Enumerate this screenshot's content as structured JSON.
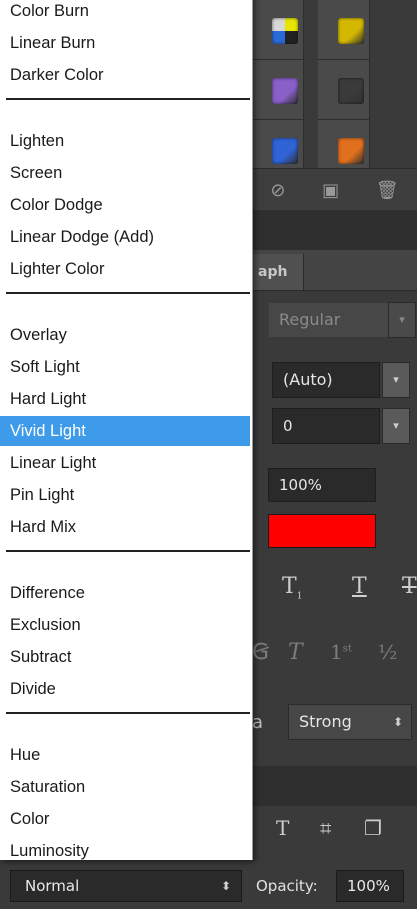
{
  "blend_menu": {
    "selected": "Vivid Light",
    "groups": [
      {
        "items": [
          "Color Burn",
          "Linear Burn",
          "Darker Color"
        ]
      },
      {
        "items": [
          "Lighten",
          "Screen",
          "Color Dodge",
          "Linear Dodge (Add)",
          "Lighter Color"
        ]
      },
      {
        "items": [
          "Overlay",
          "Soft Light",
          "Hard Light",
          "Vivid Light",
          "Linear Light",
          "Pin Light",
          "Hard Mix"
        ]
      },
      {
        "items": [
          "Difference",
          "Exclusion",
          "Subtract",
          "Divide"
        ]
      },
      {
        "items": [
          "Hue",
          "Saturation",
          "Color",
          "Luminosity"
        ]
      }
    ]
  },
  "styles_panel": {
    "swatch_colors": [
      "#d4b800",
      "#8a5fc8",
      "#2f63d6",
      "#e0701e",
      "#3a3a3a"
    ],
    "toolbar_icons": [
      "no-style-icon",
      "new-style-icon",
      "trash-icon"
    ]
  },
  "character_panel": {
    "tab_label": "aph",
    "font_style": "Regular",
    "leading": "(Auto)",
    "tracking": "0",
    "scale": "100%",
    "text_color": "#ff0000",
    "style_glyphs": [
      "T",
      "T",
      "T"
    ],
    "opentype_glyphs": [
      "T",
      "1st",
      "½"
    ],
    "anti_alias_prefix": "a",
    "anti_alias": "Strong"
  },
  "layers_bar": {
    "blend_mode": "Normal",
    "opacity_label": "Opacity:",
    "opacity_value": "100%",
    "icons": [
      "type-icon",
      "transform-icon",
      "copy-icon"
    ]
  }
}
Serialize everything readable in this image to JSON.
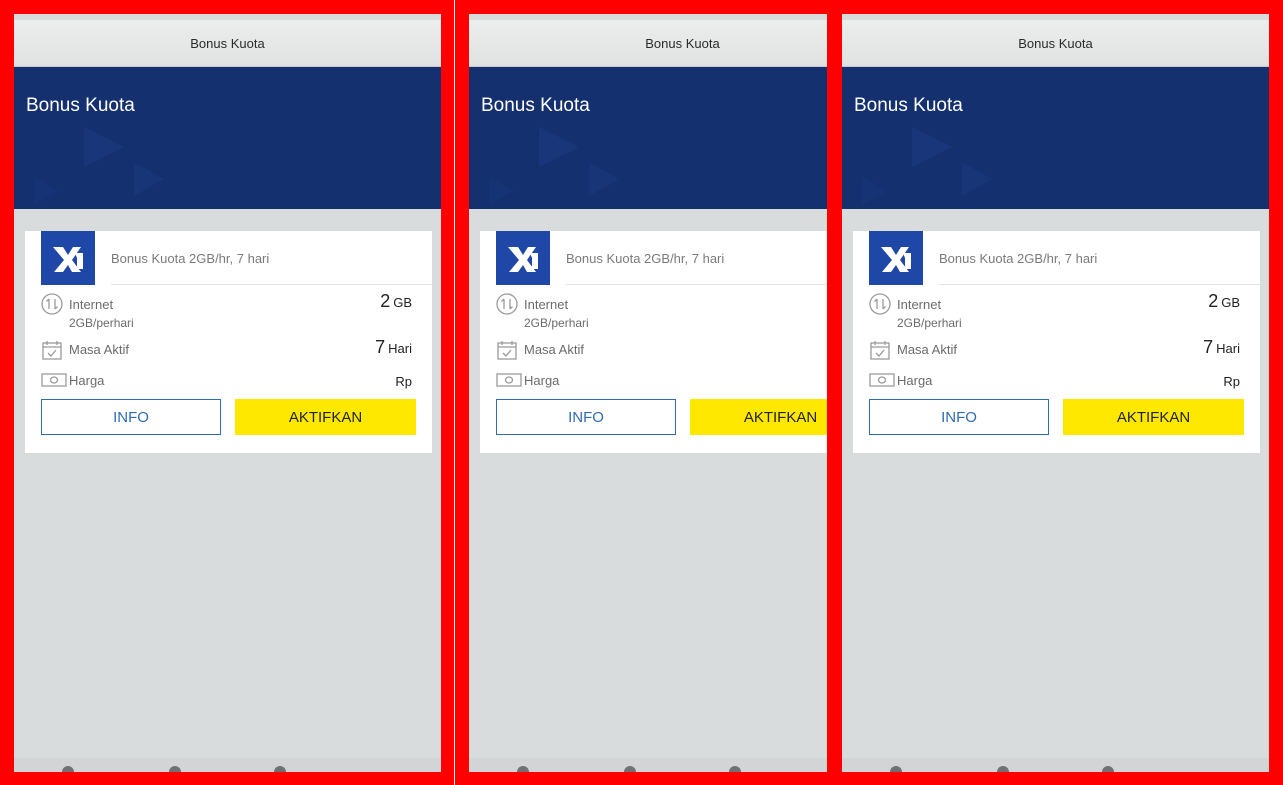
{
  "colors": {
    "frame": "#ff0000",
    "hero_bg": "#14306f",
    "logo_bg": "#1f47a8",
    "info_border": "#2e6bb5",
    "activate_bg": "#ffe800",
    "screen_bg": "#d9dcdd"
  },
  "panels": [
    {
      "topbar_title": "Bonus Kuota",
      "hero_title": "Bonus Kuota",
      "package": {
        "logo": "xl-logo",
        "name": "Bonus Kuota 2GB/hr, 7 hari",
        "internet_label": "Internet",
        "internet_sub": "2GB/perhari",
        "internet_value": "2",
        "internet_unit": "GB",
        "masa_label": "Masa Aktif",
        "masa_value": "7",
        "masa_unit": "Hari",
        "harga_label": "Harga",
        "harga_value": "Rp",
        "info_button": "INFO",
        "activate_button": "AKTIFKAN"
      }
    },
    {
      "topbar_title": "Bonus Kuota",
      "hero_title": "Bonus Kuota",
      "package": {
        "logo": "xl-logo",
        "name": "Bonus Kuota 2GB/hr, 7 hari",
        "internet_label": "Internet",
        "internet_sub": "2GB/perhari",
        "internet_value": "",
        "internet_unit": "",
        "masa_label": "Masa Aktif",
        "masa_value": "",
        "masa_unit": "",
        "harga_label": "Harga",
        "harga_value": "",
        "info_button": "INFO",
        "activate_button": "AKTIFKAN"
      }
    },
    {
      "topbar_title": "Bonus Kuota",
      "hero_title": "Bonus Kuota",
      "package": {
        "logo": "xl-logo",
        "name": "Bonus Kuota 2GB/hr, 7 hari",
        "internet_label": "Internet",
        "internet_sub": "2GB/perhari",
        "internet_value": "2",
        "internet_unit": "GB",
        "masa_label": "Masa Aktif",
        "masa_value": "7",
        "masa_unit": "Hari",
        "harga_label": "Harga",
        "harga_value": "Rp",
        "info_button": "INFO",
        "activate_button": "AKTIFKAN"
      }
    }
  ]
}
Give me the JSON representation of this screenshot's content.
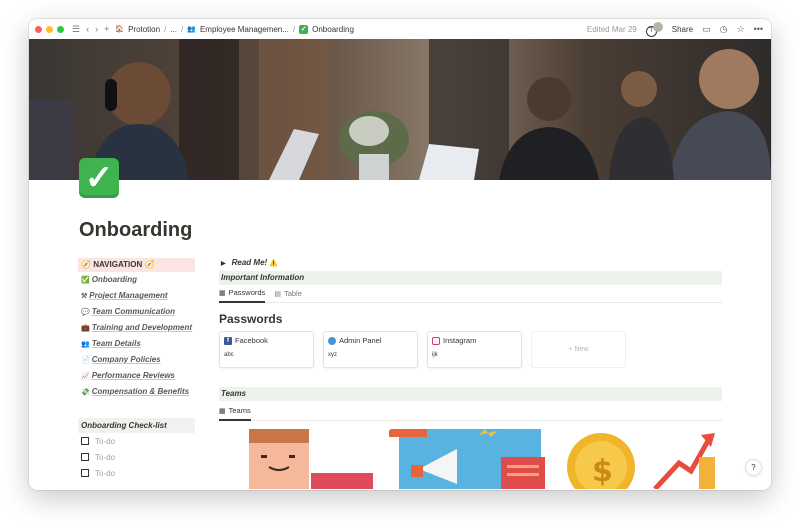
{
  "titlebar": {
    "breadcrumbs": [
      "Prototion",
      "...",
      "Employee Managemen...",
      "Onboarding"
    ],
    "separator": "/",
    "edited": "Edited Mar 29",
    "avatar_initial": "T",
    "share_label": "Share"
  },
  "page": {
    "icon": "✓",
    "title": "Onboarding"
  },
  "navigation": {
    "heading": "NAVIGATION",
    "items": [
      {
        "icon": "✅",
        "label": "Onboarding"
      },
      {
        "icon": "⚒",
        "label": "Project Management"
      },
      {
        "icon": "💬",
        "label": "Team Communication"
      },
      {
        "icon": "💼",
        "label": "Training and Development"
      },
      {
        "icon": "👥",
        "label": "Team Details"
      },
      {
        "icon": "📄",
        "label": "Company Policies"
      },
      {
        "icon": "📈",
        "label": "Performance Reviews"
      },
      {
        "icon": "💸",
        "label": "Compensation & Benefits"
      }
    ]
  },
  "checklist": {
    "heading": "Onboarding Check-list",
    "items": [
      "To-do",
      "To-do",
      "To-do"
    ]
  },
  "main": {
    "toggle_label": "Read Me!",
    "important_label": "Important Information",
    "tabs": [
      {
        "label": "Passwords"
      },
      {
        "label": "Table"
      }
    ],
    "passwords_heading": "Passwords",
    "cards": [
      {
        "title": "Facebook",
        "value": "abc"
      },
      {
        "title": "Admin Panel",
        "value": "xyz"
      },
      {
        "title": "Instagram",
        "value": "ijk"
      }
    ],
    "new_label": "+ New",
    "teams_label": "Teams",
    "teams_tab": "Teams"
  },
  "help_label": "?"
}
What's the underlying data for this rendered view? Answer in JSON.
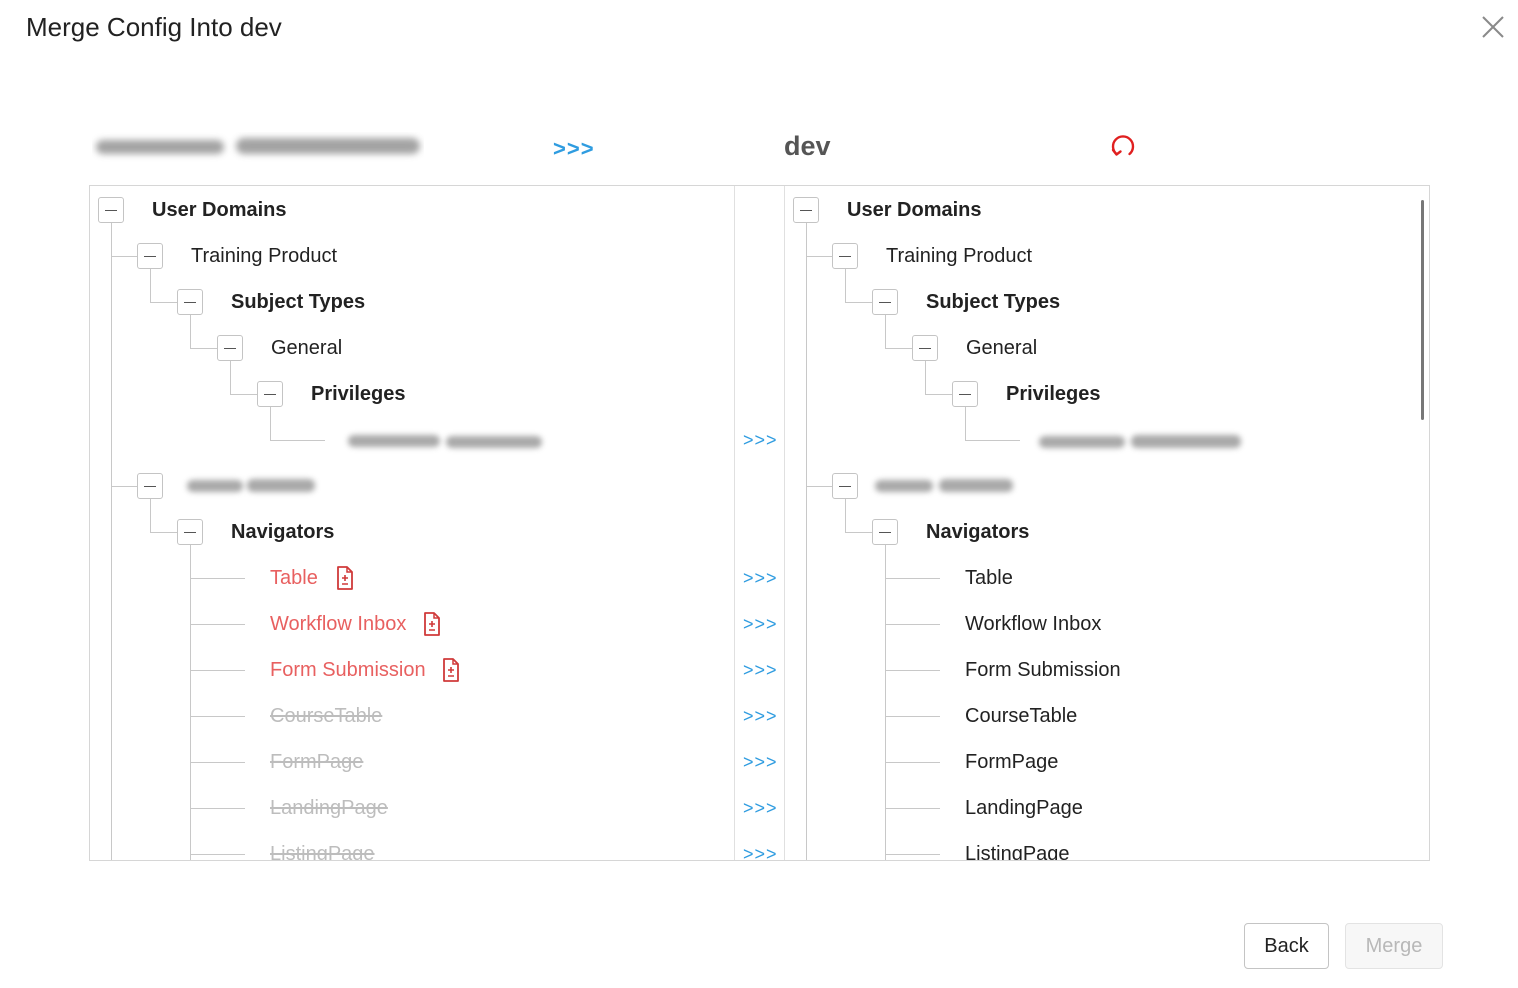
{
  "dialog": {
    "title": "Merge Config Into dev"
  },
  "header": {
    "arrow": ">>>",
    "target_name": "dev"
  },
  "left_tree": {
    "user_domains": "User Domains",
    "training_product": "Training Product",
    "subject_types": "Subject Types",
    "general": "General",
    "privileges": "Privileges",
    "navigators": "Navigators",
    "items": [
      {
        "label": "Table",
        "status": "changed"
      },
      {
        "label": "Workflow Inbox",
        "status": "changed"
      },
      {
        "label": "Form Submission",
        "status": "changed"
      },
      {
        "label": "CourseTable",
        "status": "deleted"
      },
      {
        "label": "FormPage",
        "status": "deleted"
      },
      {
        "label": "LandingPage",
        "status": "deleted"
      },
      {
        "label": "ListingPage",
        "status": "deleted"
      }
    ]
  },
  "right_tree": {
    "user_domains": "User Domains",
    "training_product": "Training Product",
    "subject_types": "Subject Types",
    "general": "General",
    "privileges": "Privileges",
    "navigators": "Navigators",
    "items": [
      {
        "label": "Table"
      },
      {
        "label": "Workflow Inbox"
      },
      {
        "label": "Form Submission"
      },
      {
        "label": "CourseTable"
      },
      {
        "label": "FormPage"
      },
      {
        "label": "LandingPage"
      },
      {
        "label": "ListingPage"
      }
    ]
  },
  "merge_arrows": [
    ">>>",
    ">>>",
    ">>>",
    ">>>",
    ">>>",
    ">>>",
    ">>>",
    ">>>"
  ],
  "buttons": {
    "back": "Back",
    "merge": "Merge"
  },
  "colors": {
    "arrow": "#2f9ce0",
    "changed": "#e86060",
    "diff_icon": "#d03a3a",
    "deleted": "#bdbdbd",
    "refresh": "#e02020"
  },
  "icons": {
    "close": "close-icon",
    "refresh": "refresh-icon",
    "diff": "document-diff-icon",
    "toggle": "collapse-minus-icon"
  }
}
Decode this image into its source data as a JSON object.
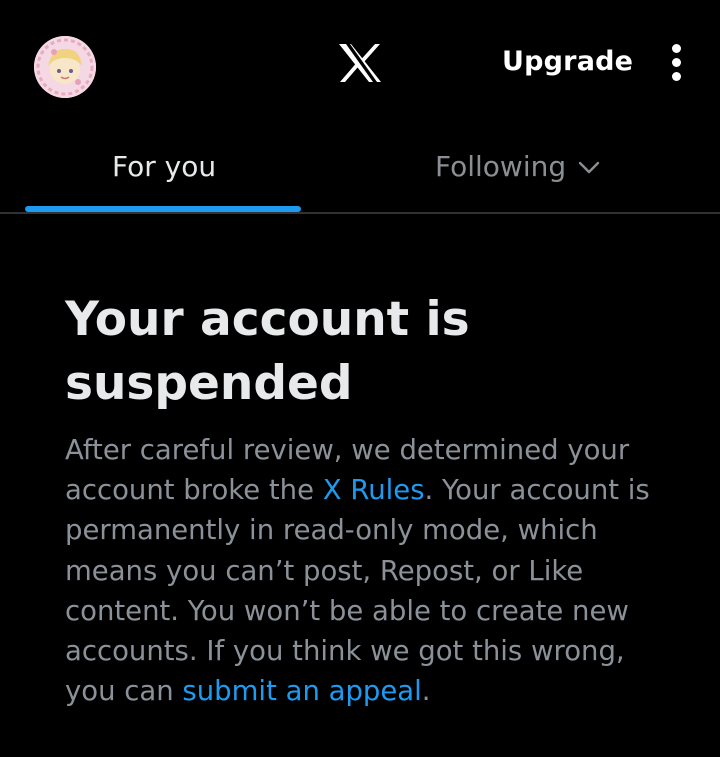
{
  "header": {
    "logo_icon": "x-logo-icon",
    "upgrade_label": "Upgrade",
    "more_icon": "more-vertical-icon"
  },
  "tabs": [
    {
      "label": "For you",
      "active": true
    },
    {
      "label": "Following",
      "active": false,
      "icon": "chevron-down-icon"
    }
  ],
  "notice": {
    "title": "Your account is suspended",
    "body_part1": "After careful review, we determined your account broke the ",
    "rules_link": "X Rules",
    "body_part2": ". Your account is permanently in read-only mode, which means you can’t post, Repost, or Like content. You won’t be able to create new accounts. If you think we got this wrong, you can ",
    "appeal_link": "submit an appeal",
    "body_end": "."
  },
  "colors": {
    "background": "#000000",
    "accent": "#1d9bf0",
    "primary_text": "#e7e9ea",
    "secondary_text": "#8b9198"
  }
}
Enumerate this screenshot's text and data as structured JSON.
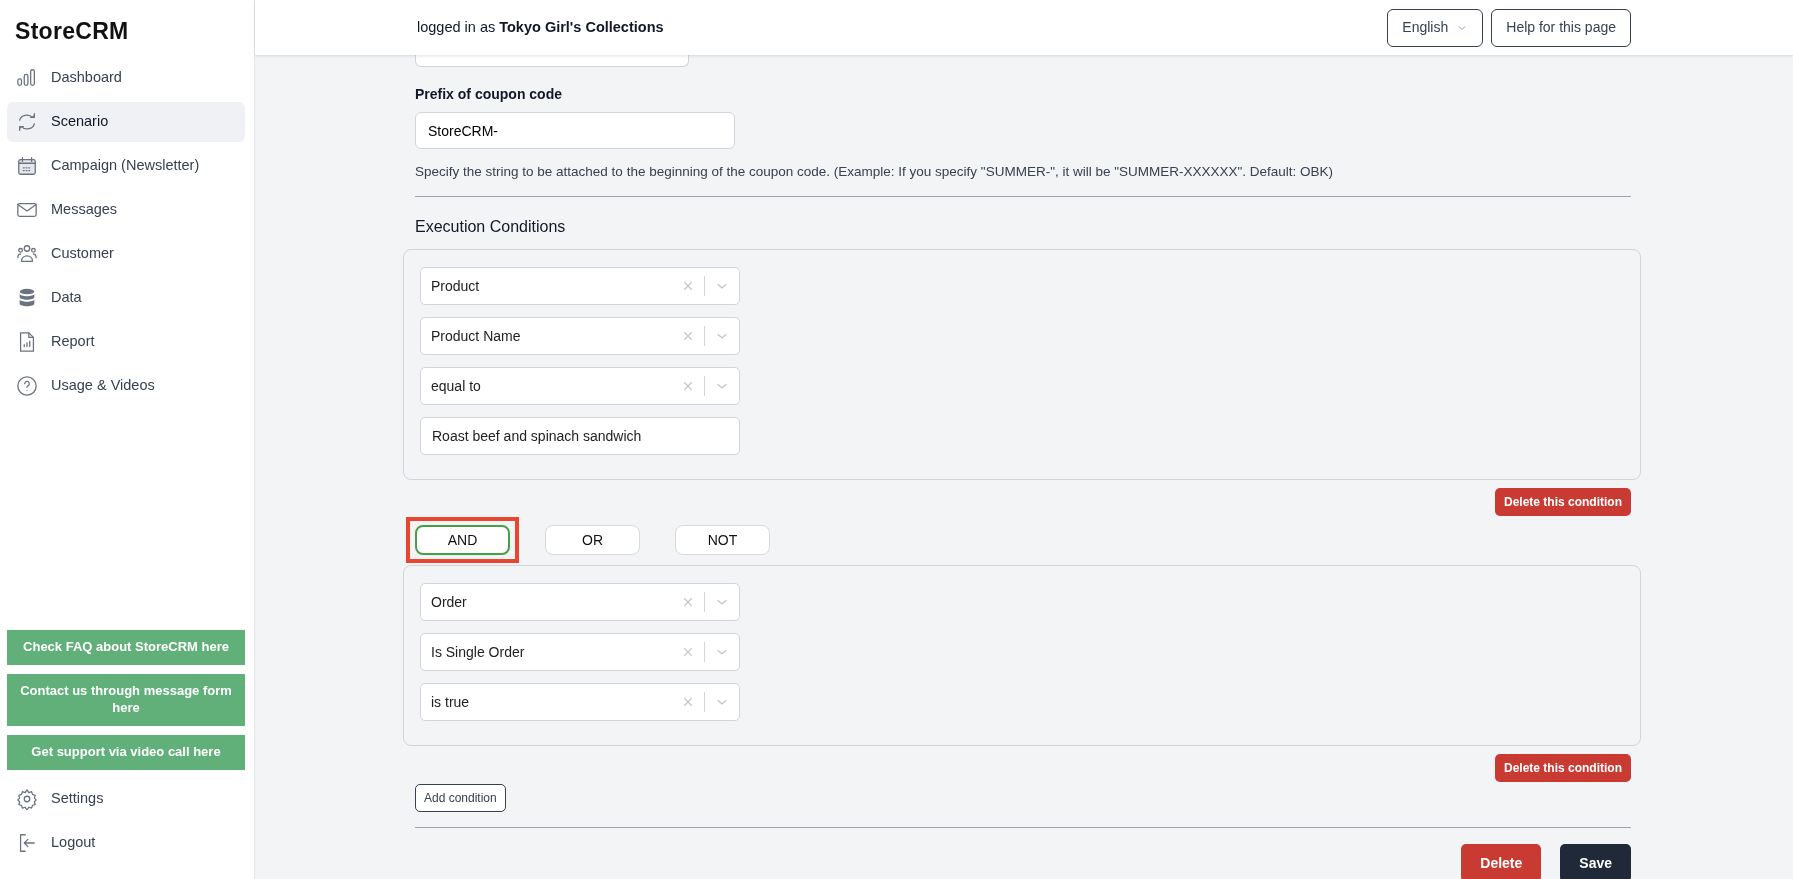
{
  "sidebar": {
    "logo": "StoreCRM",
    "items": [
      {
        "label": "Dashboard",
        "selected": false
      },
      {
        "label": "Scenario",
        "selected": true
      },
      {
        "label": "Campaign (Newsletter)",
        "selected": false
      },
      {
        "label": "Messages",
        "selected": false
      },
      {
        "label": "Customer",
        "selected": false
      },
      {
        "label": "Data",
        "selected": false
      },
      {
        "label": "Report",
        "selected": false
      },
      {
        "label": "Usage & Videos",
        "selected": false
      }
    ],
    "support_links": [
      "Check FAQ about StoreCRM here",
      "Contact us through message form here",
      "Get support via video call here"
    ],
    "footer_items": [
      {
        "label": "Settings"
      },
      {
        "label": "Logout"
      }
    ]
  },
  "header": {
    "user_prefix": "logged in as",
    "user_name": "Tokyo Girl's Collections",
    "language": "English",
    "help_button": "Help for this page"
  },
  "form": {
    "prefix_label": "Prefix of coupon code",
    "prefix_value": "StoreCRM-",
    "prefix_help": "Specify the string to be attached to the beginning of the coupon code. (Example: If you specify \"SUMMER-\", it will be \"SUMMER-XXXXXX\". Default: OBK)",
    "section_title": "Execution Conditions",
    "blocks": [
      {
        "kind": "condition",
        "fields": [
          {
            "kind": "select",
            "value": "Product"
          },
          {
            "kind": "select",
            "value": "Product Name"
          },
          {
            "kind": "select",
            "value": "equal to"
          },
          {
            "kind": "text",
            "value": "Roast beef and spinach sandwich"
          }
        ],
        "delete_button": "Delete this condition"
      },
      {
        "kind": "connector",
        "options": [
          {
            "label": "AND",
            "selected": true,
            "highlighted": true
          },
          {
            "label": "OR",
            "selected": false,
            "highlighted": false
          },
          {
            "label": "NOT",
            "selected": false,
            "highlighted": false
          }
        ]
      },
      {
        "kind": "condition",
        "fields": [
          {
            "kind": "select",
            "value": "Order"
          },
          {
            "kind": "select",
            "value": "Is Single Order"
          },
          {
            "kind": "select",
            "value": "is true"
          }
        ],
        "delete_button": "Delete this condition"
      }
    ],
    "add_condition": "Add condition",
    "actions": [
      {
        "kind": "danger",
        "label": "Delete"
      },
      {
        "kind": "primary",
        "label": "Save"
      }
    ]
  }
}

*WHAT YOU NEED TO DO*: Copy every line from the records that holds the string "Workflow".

*TASK ANSWER*:
        "label": "Workflow Inbox",
        "label": "Workflow Inbox"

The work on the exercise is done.